Problem details
Working from the entries below, tally each line that holds "questions". Give the tally and nothing else.

Material for this exercise
- - - - -

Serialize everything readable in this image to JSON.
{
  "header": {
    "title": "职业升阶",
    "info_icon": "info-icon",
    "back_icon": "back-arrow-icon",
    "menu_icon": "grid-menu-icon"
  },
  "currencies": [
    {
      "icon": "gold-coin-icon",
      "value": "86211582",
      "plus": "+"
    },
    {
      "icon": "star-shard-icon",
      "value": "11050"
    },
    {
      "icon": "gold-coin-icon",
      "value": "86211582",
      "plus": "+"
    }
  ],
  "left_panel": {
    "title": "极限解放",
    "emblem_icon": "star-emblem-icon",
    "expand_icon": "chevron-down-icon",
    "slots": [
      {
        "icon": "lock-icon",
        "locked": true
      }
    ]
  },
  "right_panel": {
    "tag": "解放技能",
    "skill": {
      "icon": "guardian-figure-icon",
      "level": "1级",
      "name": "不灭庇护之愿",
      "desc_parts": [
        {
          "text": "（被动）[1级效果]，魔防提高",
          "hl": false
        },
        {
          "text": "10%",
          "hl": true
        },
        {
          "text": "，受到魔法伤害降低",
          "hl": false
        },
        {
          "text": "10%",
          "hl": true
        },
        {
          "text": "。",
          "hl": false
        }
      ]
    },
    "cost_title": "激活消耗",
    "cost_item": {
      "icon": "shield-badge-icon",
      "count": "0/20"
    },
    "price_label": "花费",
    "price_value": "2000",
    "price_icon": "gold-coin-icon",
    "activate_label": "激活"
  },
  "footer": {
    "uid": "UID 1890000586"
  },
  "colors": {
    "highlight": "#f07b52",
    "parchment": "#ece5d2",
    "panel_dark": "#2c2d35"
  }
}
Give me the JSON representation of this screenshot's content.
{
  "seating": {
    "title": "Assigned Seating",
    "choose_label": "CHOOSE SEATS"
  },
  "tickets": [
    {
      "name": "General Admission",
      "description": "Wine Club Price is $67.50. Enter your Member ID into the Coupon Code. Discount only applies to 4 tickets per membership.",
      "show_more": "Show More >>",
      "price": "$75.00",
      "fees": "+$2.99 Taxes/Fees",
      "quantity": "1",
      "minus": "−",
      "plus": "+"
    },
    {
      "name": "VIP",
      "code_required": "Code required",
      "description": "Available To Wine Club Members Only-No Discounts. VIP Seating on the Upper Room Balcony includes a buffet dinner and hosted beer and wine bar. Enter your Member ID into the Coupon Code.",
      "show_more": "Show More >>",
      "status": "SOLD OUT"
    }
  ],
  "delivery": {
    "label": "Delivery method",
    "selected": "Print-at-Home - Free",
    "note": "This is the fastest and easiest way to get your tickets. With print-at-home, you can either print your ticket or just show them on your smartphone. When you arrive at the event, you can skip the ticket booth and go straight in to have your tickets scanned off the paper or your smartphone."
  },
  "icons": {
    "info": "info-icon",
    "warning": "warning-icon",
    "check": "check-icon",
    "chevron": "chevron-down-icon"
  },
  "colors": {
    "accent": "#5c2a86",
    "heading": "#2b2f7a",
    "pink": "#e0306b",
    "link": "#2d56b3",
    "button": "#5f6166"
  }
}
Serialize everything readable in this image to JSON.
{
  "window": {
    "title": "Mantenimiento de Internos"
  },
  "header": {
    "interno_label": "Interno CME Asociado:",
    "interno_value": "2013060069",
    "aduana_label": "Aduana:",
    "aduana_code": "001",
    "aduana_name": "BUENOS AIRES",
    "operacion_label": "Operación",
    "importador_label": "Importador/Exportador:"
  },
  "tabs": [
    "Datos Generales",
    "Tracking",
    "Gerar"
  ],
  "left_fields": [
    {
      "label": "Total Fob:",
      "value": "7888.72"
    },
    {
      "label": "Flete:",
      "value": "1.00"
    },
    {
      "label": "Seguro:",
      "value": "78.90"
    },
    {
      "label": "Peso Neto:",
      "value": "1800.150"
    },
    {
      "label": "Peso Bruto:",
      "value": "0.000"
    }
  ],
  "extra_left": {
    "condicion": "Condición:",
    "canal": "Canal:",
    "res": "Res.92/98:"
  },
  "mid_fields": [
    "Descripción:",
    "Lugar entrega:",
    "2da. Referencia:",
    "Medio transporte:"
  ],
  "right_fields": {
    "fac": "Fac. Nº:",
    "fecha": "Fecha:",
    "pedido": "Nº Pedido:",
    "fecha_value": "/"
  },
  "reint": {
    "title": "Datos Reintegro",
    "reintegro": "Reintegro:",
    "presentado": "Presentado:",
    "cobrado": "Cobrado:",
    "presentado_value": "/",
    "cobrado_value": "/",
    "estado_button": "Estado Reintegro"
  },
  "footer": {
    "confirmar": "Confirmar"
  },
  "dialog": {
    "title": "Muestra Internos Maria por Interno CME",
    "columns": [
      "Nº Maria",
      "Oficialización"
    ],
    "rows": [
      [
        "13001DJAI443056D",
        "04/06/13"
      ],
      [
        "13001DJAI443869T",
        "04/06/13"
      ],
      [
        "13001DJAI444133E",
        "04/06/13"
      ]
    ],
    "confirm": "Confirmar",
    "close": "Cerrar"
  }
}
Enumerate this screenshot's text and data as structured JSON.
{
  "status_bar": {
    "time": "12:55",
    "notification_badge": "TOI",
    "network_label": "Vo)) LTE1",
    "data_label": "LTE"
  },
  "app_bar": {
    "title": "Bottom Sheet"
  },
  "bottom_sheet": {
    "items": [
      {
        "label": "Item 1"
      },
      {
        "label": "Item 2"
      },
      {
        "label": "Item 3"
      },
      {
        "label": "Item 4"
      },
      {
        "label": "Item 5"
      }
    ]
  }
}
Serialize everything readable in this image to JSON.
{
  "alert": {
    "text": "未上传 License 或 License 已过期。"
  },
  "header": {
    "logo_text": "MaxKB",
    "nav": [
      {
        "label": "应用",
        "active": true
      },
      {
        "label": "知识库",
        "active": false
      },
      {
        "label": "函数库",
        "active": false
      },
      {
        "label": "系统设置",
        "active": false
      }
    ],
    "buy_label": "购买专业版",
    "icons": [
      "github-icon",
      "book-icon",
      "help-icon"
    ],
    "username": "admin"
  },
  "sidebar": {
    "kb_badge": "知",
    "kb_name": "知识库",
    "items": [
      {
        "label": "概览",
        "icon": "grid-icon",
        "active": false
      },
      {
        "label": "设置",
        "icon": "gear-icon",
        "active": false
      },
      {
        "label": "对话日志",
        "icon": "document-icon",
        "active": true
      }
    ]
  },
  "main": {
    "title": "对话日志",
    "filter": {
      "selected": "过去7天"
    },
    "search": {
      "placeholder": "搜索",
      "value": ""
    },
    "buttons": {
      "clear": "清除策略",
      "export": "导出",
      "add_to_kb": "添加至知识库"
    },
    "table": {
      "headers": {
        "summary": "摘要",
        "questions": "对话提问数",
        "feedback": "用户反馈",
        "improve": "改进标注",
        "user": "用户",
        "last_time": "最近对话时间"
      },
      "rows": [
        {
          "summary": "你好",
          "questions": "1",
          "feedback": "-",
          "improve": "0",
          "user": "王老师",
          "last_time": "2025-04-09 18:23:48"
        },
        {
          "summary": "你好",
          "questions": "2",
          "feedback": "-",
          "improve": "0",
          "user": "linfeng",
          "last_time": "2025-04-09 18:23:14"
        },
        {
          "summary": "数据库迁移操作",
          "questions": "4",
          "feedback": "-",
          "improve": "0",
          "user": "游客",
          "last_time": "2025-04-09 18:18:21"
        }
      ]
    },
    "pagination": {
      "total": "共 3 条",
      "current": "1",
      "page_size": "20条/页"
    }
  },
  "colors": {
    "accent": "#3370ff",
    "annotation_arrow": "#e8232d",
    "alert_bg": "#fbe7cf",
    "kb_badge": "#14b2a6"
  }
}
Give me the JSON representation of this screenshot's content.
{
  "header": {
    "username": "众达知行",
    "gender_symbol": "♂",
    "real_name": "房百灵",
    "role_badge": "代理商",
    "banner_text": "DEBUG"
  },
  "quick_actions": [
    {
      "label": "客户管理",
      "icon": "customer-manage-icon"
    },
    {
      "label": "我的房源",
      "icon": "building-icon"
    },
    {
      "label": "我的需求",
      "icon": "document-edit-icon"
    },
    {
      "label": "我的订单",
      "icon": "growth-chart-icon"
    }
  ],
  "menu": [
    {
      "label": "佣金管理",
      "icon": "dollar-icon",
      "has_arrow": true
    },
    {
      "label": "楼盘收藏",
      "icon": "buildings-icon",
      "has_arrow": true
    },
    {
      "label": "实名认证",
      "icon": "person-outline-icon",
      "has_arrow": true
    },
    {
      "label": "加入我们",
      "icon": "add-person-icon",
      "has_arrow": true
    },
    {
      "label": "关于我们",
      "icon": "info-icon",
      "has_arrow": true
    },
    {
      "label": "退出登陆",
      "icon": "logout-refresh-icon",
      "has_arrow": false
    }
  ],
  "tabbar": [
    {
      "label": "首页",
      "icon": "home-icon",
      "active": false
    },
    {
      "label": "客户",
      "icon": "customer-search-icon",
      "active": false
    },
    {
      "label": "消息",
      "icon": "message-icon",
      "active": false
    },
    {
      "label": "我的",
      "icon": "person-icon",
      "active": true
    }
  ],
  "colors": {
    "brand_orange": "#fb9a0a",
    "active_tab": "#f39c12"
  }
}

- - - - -

Final answer
4